▶ [Exercise objective]: Copy each line of the entries that includes the word "heading".

Segment Start: The data

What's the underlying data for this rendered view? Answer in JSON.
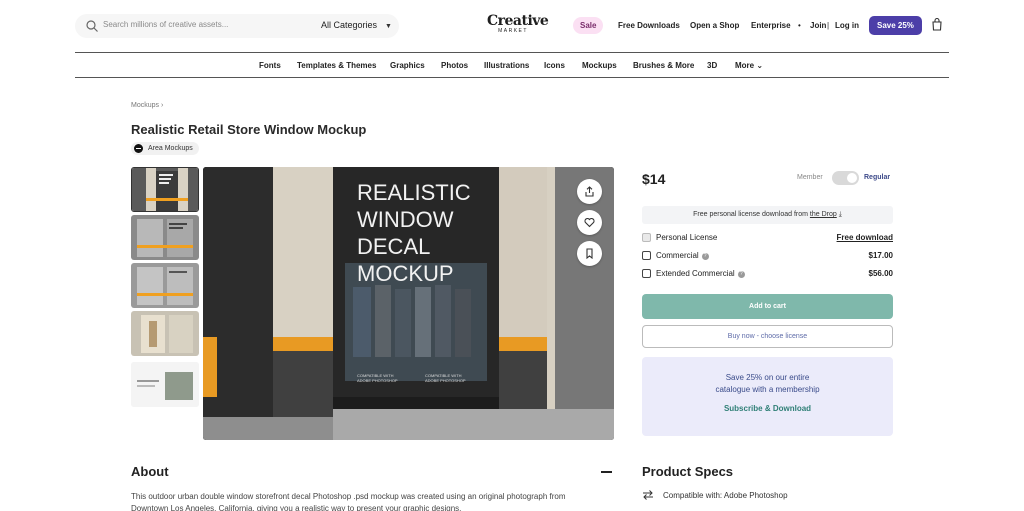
{
  "header": {
    "search_placeholder": "Search millions of creative assets...",
    "category_select": "All Categories",
    "logo_line1": "Creative",
    "logo_line2": "MARKET",
    "sale": "Sale",
    "links": [
      "Free Downloads",
      "Open a Shop",
      "Enterprise",
      "Join",
      "Log in"
    ],
    "save_button": "Save 25%"
  },
  "category_nav": [
    "Fonts",
    "Templates & Themes",
    "Graphics",
    "Photos",
    "Illustrations",
    "Icons",
    "Mockups",
    "Brushes & More",
    "3D",
    "More"
  ],
  "breadcrumb": "Mockups",
  "product": {
    "title": "Realistic Retail Store Window Mockup",
    "shop": "Area Mockups",
    "image_text": [
      "REALISTIC",
      "WINDOW",
      "DECAL",
      "MOCKUP"
    ],
    "image_small_text": [
      "COMPATIBLE WITH",
      "ADOBE PHOTOSHOP"
    ]
  },
  "pricing": {
    "price": "$14",
    "member_label": "Member",
    "regular_label": "Regular",
    "free_bar_prefix": "Free personal license download from",
    "free_bar_link": "the Drop",
    "licenses": [
      {
        "name": "Personal License",
        "value": "Free download"
      },
      {
        "name": "Commercial",
        "value": "$17.00"
      },
      {
        "name": "Extended Commercial",
        "value": "$56.00"
      }
    ],
    "add_to_cart": "Add to cart",
    "buy_now": "Buy now - choose license",
    "promo_line1": "Save 25% on our entire",
    "promo_line2": "catalogue with a membership",
    "promo_cta": "Subscribe & Download"
  },
  "about": {
    "heading": "About",
    "text": "This outdoor urban double window storefront decal Photoshop .psd mockup was created using an original photograph from Downtown Los Angeles, California, giving you a realistic way to present your graphic designs."
  },
  "specs": {
    "heading": "Product Specs",
    "compat": "Compatible with: Adobe Photoshop"
  },
  "colors": {
    "accent_purple": "#4c3ea8",
    "cart_green": "#7fb8ab",
    "promo_bg": "#ebebfa"
  }
}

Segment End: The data

▶ [Your solution]:
    "heading": "About",
    "heading": "Product Specs",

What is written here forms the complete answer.